About this task
Of all the lines in the records below, copy only those that contain the string "arrow".

____________

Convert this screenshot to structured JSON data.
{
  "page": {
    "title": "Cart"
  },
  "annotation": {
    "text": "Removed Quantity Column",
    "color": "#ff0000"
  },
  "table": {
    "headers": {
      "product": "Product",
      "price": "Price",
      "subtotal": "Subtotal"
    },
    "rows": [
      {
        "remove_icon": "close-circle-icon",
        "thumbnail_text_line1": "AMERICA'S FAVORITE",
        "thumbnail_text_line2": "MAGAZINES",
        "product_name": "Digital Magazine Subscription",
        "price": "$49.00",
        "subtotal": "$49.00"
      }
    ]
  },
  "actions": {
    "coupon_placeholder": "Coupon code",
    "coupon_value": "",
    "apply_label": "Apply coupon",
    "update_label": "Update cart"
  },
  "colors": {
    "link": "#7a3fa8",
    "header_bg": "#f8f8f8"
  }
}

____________

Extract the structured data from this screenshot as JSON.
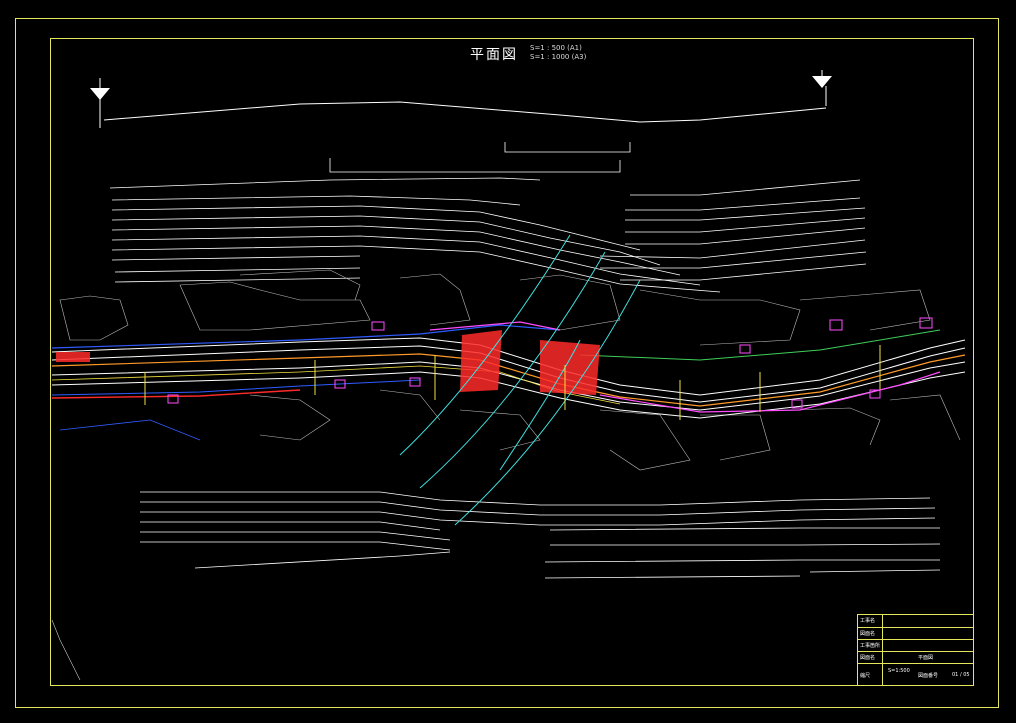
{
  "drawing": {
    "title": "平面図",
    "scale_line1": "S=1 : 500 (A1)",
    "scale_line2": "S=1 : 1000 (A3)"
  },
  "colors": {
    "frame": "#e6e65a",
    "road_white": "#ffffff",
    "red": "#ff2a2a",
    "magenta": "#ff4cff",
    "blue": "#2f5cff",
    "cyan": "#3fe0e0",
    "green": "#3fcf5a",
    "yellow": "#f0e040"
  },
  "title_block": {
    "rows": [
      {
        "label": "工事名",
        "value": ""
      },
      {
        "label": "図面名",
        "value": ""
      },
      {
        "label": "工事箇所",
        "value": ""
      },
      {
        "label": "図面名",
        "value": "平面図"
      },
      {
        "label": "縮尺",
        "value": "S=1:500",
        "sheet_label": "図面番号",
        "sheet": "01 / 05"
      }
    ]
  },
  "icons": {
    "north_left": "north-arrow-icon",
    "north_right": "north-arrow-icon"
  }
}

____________

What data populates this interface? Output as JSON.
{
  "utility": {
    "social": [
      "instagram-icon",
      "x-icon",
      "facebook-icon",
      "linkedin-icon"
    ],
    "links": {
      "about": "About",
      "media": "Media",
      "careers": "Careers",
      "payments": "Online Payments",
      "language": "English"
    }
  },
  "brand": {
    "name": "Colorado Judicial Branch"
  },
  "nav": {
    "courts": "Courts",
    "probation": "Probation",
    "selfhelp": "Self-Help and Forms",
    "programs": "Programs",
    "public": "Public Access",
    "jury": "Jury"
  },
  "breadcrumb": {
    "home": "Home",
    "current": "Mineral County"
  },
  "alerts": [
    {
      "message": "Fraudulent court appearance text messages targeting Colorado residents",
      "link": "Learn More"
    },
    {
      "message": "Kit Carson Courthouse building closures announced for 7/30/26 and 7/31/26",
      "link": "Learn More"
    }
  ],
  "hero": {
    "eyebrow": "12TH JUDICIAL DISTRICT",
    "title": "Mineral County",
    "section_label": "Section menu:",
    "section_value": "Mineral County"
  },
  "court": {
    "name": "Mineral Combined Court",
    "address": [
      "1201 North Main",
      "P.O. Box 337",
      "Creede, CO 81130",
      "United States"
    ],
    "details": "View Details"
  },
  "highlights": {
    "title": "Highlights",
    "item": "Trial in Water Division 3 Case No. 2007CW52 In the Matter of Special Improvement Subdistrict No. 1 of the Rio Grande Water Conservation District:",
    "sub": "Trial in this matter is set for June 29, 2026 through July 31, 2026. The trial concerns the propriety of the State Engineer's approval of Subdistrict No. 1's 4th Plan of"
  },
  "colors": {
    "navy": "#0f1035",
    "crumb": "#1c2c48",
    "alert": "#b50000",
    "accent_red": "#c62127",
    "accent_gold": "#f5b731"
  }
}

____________

Solution to the exercise
    "north_left": "north-arrow-icon",
    "north_right": "north-arrow-icon"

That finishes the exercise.